Vertex Maps Out Combo Drug Game Plan for Treating Hepatitis C
HIV has taught the pharmaceutical industry that the best way to fight an infectious virus that resists a single drug is to make a cocktail that attacks the virus in more than one way. Vertex Pharmaceuticals and its competitors are now following a similar formula with new therapies for hepatitis C.
Vertex, the Cambridge, MA-based company with operations in San Diego, offered a glimpse last week into its strategy for a two-drug combo that could significantly change hepatitis C treatment. If the company has mapped this out correctly, it could rid people of the virus while letting them ditch the detested standard therapies that force them to endure months of flu-like symptoms. I followed up last Friday to learn more from a conversation with Vertex’s chief medical officer, Bob Kauffman.

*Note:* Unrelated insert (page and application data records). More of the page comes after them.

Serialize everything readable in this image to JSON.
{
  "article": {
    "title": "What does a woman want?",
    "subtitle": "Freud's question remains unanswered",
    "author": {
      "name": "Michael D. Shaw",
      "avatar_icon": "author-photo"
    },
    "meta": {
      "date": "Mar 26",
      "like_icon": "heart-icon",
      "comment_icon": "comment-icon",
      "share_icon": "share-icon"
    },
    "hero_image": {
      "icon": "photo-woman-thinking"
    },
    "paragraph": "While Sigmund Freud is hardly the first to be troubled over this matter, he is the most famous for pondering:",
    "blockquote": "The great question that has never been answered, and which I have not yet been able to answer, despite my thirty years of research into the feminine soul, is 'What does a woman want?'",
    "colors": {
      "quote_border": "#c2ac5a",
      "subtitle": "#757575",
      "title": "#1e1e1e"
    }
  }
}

The big story from the past couple years at Vertex (NASDAQ: VRTX) is the development of its first-in-class protease inhibitor drug called telaprevir. This oral pill, taken two or three times a day, must be combined with the pegylated interferon alpha and ribavirin. It has excited researchers because it has been able to double the cure rate while shortening the course of therapy by half. That means that many more of 170 million people worldwide with chronic hepatitis C liver infections will be likely to seek out treatment, and be able to stand up to the side effects of standard therapy over a shorter period of time. If the ongoing clinical trials to test this idea are successful this year, Vertex could bring telaprevir to the market in 2011. U.S. sales alone could amount to more than $2 billion after a couple years, researchers say.

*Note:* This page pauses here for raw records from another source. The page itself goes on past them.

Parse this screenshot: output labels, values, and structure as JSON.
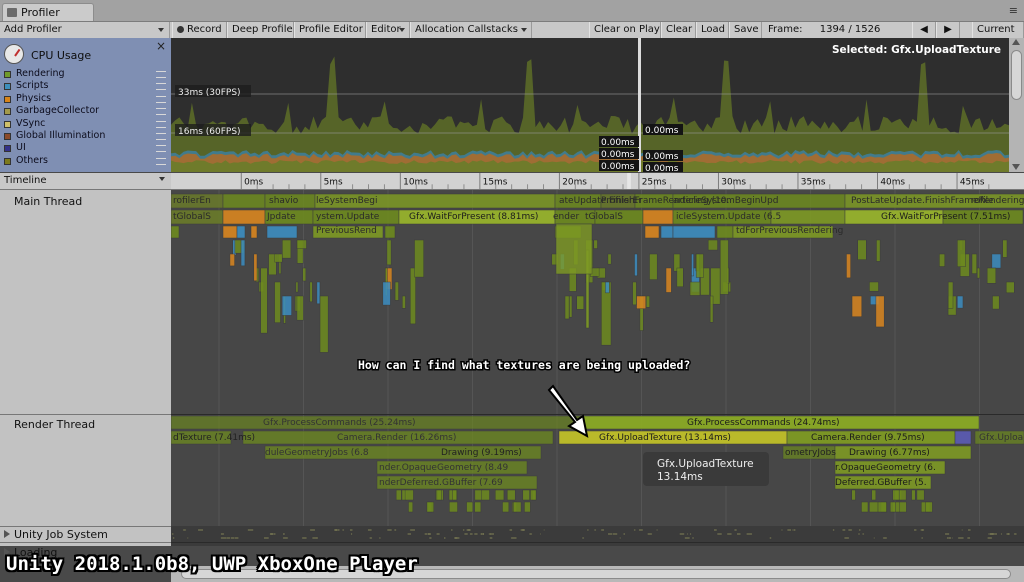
{
  "window": {
    "tab_title": "Profiler",
    "add_profiler": "Add Profiler"
  },
  "toolbar": {
    "buttons": [
      "Record",
      "Deep Profile",
      "Profile Editor",
      "Editor",
      "Allocation Callstacks",
      "Clear on Play",
      "Clear",
      "Load",
      "Save"
    ],
    "frame_label": "Frame:",
    "frame_value": "1394 / 1526",
    "current": "Current"
  },
  "cpu": {
    "title": "CPU Usage",
    "close": "×",
    "legend": [
      {
        "label": "Rendering",
        "color": "#6f9a2b"
      },
      {
        "label": "Scripts",
        "color": "#3d8fbd"
      },
      {
        "label": "Physics",
        "color": "#d8841a"
      },
      {
        "label": "GarbageCollector",
        "color": "#a39a4b"
      },
      {
        "label": "VSync",
        "color": "#cfc06a"
      },
      {
        "label": "Global Illumination",
        "color": "#8b4a2a"
      },
      {
        "label": "UI",
        "color": "#34318a"
      },
      {
        "label": "Others",
        "color": "#7c7a1d"
      }
    ],
    "selected_label": "Selected: Gfx.UploadTexture",
    "line_33": "33ms (30FPS)",
    "line_16": "16ms (60FPS)",
    "readouts": [
      "0.00ms",
      "0.00ms",
      "0.00ms",
      "0.00ms",
      "0.00ms",
      "0.00ms"
    ]
  },
  "timeline": {
    "dropdown": "Timeline",
    "ticks": [
      "0ms",
      "5ms",
      "10ms",
      "15ms",
      "20ms",
      "25ms",
      "30ms",
      "35ms",
      "40ms",
      "45ms"
    ],
    "groups": {
      "main": "Main Thread",
      "render": "Render Thread",
      "job": "Unity Job System",
      "loading": "Loading"
    },
    "main_labels": [
      "rofilerEn",
      "shavio",
      "leSystemBegi",
      "ateUpdate.FinishFrameRendering (10.",
      "ProfilerEr",
      "articleSystemBeginUpd",
      "PostLateUpdate.FinishFrameRendering",
      "rofile",
      "tGlobalS",
      "Jpdate",
      "ystem.Update",
      "Gfx.WaitForPresent (8.81ms)",
      "ender",
      "tGlobalS",
      "icleSystem.Update (6.5",
      "Gfx.WaitForPresent (7.51ms)",
      "PreviousRend",
      "tdForPreviousRendering"
    ],
    "render_labels": [
      "Gfx.ProcessCommands (25.24ms)",
      "Gfx.ProcessCommands (24.74ms)",
      "dTexture (7.41ms)",
      "Camera.Render (16.26ms)",
      "Gfx.UploadTexture (13.14ms)",
      "Camera.Render (9.75ms)",
      "Gfx.Uploa",
      "duleGeometryJobs (6.8",
      "Drawing (9.19ms)",
      "ometryJobs",
      "Drawing (6.77ms)",
      "nder.OpaqueGeometry (8.49",
      "r.OpaqueGeometry (6.",
      "nderDeferred.GBuffer (7.69",
      "Deferred.GBuffer (5."
    ],
    "tooltip": {
      "name": "Gfx.UploadTexture",
      "time": "13.14ms"
    },
    "annotation": "How can I find what textures are being uploaded?"
  },
  "caption": "Unity 2018.1.0b8, UWP XboxOne Player"
}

That will be headline news if and when it happens. But researchers around the world, and Vertex’s competitors, see even bigger advantages if someone can get rid of pegylated interferon alpha and ribavirin altogether. The vision is to combine a protease inhibitor like telaprevir with one or more other antiviral drugs that work differently, essentially blocking some of the escape routes that enable the virus to develop resistance to a single drug.
There are three other main therapeutic classes being tested in clinical trials—nucleoside polymerase inhibitors, non-nucleoside polymerase inhibitors, and NS5a inhibitors, Kauffman says. Vertex paid $375 million last year to acquire a small Canadian company, ViroChem Pharma, mainly to obtain a non-nucleoside polymerase inhibitor that Vertex thought would complement its own telaprevir. That drug, called VX-222, has shown promising antiviral punch in some small studies on its own, and now it is entering its first serious test in tandem with telaprevir in a clinical trial.

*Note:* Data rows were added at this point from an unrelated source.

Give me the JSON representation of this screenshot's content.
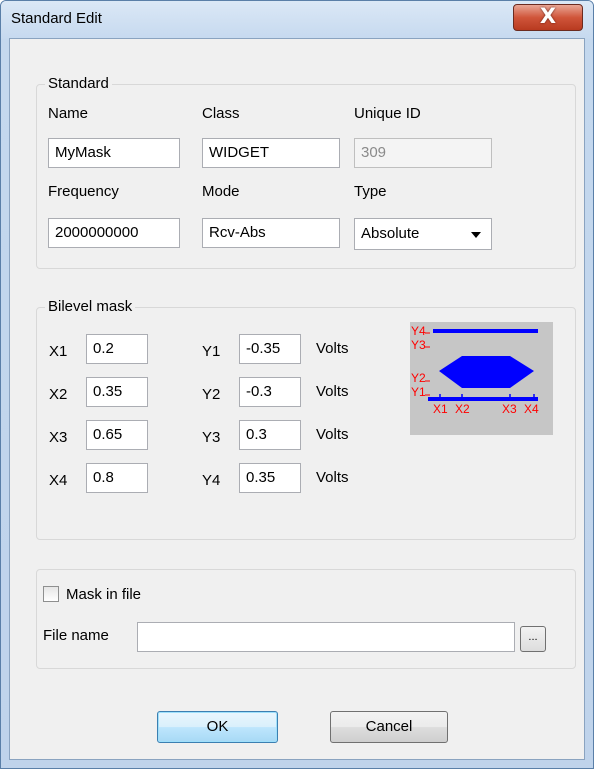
{
  "window": {
    "title": "Standard Edit",
    "close_glyph": "X"
  },
  "standard": {
    "group_title": "Standard",
    "name_label": "Name",
    "name_value": "MyMask",
    "class_label": "Class",
    "class_value": "WIDGET",
    "uid_label": "Unique ID",
    "uid_value": "309",
    "freq_label": "Frequency",
    "freq_value": "2000000000",
    "mode_label": "Mode",
    "mode_value": "Rcv-Abs",
    "type_label": "Type",
    "type_value": "Absolute"
  },
  "bilevel": {
    "group_title": "Bilevel mask",
    "x": [
      {
        "label": "X1",
        "value": "0.2"
      },
      {
        "label": "X2",
        "value": "0.35"
      },
      {
        "label": "X3",
        "value": "0.65"
      },
      {
        "label": "X4",
        "value": "0.8"
      }
    ],
    "y": [
      {
        "label": "Y1",
        "value": "-0.35"
      },
      {
        "label": "Y2",
        "value": "-0.3"
      },
      {
        "label": "Y3",
        "value": "0.3"
      },
      {
        "label": "Y4",
        "value": "0.35"
      }
    ],
    "unit": "Volts",
    "preview": {
      "y_labels": [
        "Y4",
        "Y3",
        "Y2",
        "Y1"
      ],
      "x_labels": [
        "X1",
        "X2",
        "X3",
        "X4"
      ],
      "label_color": "#ff0000",
      "mask_color": "#0000ff",
      "background": "#c6c6c6"
    }
  },
  "file": {
    "checkbox_label": "Mask in file",
    "checked": false,
    "filename_label": "File name",
    "filename_value": "",
    "browse_label": "..."
  },
  "buttons": {
    "ok": "OK",
    "cancel": "Cancel"
  }
}
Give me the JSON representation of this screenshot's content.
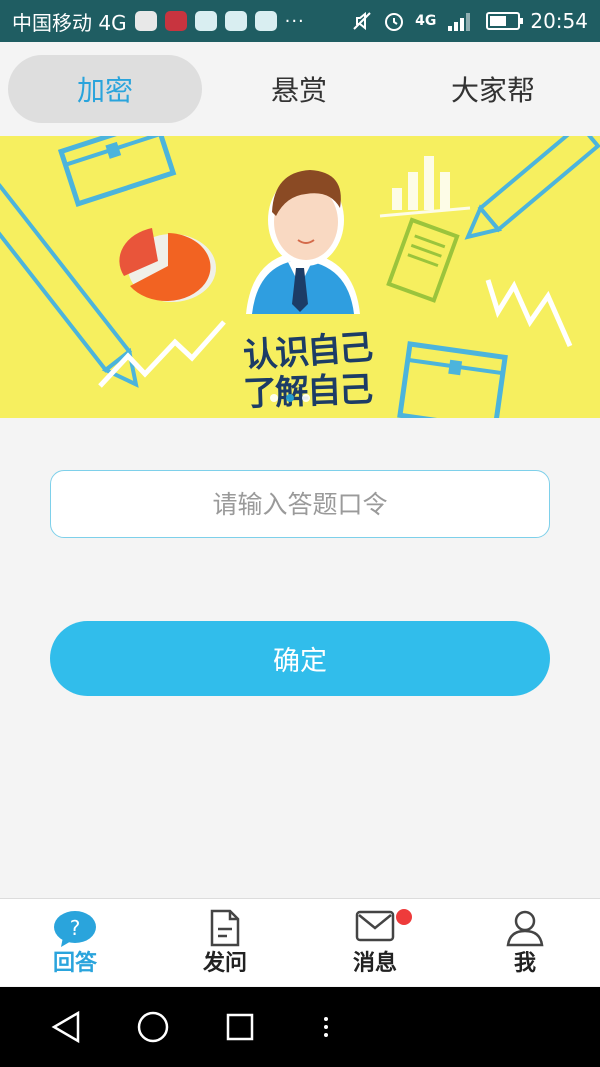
{
  "status_bar": {
    "carrier": "中国移动 4G",
    "icon_names": [
      "app-icon-browser",
      "app-icon-news",
      "app-icon-jq",
      "app-icon-jq",
      "app-icon-jq"
    ],
    "more": "···",
    "network": "4G",
    "time": "20:54",
    "battery_level": 0.6
  },
  "tabs": [
    {
      "label": "加密",
      "active": true
    },
    {
      "label": "悬赏",
      "active": false
    },
    {
      "label": "大家帮",
      "active": false
    }
  ],
  "banner": {
    "line1": "认识自己",
    "line2": "了解自己",
    "slide_count": 3,
    "active_slide": 2
  },
  "form": {
    "placeholder": "请输入答题口令",
    "value": "",
    "confirm_label": "确定"
  },
  "bottom_nav": [
    {
      "label": "回答",
      "icon": "question-icon",
      "active": true
    },
    {
      "label": "发问",
      "icon": "document-icon",
      "active": false
    },
    {
      "label": "消息",
      "icon": "mail-icon",
      "active": false,
      "badge": true
    },
    {
      "label": "我",
      "icon": "user-icon",
      "active": false
    }
  ],
  "colors": {
    "accent": "#2aa4dc",
    "button": "#31bdeb",
    "banner_bg": "#f6ef5f",
    "status_bar": "#1f5d62",
    "badge": "#ee3b3b"
  }
}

“It really became clear early on that these hepatitis C agents couldn’t really be given [as single agents] because of the virus’s ability to develop resistance,” Kauffman says. Combinations have long been thought to be the best way forward, and to get rid of the standard treatments. “That was the goal from the beginning,” Kauffman says.
Vertex spent the last year figuring out the right doses, and balance between the two drugs, that it thought would be ideal for a teleprevir/VX-222 combination trial. Last week, it unveiled … Next Page »